As the famous Australian song says: “We are one, but we are many and from all the lands of earth we come. We’ll share one dream and sing with one voice”.
I was fortunate to attend UN Women National Committee Australia’s International Women’s Day (IWD) breakfast, celebrating the theme 'Leave No Woman Behind' with an agenda of highlighting the humanitarian and crisis initiatives of UN Women.
I am extremely grateful that strong women run in my family. They are pillars of inspiration. My mum took parental responsibility for her three younger siblings at age 12, as my Grandma was working two jobs to keep the family afloat. This escalated a few years later when my Grandma suffered a severe stroke and lost use of both her left arm and leg. She was given three years to live, but her determination and tenacity saw her exceed that milestone by 40 years.
On my dad’s side, my Grandma left London in 1945 to move her young family to Townsville, QLD at the age of 23. For the next 13 years she raised six kids in a wooden army tent and is still living in Townsville today.
It is this strength that has been passed down to me, giving me the belief that I can walk in their footsteps.
I am also reminded of the upcoming NAIDOC theme for 2018, Because of her, we can! I am a proud Wiradjuri woman and I take pride in the many strong, resilient and determined Aboriginal and Torres Strait Islander women that have kept their families, communities and culture strong. I am fortunate that through my work, I am able to build strong relationships with these women as they continually inspire me. I am so proud to be part of the oldest culture in the world. This strength and resilience has seen us through over 60 thousand years.
Last year, I began my MBA at the University of Sydney Business School. I know that I am standing on the shoulders of all those women that have gone before me and I strive to lead a path for those women that are continuing to emerge.
IWD is a global day celebrating the economic, political and social achievements of women. There is absolute power in honouring the women who drive our communities, economies and nations. Accordingly, we should also be highlighting the ambitions of the maligned women that are often restricted to the shadows. Another powerful role model has taught me the power of gathering women across the globe to place dignity on them, lift their heads and give them a hope and a future.
Next month I will be undertaking a Trek for Rights in Nepal raising funds for UN Women NC Australia and witness first-hand the courageous and resilient Nepali women who are rebuilding their communities after two devastating earthquakes.
Friday’s breakfast delivered powerful speeches and panel discussions on what we, as a company of women and men, can change together.

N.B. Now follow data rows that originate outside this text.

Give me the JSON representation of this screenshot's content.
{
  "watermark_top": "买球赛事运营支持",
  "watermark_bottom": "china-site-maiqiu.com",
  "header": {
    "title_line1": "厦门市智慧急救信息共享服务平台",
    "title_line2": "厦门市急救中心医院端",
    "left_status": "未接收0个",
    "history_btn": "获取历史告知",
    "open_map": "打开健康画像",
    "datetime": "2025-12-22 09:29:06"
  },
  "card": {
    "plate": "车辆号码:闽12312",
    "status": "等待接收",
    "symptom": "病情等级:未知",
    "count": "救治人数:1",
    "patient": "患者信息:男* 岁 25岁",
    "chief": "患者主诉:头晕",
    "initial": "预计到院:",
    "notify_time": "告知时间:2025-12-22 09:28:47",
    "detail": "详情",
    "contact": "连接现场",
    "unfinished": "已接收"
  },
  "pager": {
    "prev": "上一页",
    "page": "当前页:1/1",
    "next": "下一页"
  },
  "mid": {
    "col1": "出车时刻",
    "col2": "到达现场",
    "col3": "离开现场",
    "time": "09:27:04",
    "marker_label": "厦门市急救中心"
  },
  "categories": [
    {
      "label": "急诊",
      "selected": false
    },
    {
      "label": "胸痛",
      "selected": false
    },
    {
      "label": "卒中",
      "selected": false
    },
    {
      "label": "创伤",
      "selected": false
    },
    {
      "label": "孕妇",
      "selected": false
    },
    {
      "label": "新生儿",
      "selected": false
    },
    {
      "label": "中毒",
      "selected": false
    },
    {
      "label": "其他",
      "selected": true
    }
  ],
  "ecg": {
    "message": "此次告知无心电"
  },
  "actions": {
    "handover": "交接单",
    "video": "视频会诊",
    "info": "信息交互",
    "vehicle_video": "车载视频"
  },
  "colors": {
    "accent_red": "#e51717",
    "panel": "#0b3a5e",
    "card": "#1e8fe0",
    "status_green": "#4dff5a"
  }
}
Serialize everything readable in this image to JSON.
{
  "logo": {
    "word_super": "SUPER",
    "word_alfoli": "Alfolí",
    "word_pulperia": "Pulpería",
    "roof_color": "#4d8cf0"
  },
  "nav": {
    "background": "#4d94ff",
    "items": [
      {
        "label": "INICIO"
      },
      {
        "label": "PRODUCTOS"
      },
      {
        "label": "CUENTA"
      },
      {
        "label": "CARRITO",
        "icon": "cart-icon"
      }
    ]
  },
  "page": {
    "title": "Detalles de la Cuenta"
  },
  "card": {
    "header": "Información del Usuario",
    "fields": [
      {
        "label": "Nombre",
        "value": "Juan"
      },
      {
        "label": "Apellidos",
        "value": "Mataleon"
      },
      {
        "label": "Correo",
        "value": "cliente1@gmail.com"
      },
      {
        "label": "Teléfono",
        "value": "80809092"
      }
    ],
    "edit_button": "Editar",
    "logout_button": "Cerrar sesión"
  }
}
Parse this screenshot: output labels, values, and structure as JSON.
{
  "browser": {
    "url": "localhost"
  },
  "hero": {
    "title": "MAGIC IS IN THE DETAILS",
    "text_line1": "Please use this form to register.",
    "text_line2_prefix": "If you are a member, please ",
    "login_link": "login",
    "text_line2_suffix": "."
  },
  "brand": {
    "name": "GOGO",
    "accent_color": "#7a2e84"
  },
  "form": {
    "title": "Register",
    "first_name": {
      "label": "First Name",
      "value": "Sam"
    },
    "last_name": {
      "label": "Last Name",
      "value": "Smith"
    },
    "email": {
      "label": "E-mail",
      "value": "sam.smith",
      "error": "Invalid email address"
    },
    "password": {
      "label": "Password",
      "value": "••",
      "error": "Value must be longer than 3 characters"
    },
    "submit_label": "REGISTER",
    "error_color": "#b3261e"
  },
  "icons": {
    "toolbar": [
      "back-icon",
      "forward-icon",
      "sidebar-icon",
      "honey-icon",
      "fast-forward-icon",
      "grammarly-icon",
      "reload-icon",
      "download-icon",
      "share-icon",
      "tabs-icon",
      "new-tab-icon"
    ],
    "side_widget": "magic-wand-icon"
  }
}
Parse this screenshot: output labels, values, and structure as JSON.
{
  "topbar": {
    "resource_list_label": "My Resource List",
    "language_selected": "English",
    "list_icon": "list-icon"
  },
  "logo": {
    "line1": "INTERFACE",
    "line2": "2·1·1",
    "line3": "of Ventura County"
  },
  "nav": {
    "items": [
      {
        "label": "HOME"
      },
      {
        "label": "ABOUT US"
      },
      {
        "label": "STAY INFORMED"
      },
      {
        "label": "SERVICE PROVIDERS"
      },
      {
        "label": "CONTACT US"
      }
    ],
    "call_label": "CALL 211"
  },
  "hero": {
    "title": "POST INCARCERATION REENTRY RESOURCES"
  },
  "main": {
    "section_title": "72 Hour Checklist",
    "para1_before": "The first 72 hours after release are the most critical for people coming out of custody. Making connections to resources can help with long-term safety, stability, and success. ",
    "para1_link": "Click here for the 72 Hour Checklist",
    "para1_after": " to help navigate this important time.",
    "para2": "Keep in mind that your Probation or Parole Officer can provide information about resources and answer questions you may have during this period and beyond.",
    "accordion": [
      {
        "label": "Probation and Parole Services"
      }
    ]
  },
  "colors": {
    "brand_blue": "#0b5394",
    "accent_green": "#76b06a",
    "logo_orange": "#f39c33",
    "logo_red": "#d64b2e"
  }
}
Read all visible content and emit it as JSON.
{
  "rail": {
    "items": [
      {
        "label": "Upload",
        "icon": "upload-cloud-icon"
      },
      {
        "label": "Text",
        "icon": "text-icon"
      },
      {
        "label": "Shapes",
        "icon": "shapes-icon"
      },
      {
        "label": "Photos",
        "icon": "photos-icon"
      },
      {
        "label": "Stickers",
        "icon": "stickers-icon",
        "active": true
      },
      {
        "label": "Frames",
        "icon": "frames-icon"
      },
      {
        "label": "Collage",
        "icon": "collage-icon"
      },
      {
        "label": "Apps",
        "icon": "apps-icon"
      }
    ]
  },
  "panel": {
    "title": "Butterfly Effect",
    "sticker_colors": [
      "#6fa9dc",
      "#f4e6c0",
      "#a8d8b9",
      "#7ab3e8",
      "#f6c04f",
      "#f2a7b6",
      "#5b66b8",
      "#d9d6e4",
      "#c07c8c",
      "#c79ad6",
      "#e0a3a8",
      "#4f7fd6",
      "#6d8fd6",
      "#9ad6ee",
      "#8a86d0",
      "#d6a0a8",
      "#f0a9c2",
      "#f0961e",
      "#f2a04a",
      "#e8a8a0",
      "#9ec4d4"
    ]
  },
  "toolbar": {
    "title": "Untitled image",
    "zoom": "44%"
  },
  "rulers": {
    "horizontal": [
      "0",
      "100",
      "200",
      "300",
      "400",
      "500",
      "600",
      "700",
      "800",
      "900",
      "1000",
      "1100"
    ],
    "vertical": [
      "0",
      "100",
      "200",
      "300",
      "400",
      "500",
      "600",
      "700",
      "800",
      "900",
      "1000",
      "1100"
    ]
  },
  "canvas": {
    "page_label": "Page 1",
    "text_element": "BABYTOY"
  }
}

For progress and sustainable prosperity, women need equal seats at the table. We need our voices heard and valued. Executive Director of UN Women NC Australia, Janelle Wiessman, detailed experiences of the influence women are having at the peace table.
I was so happy to discover that there is to be another strong Indigenous woman joining the MBA program next semester. I am encouraged by the University’s commitment to bringing together women and men of all backgrounds and experiences.
Yes we are one and many. Yes, we come from all the lands of earth. Yes we have a dream.
It is that no one gets left behind.
Make a tax-deductible donation for Katie’s Trek for Rights in Nepal today.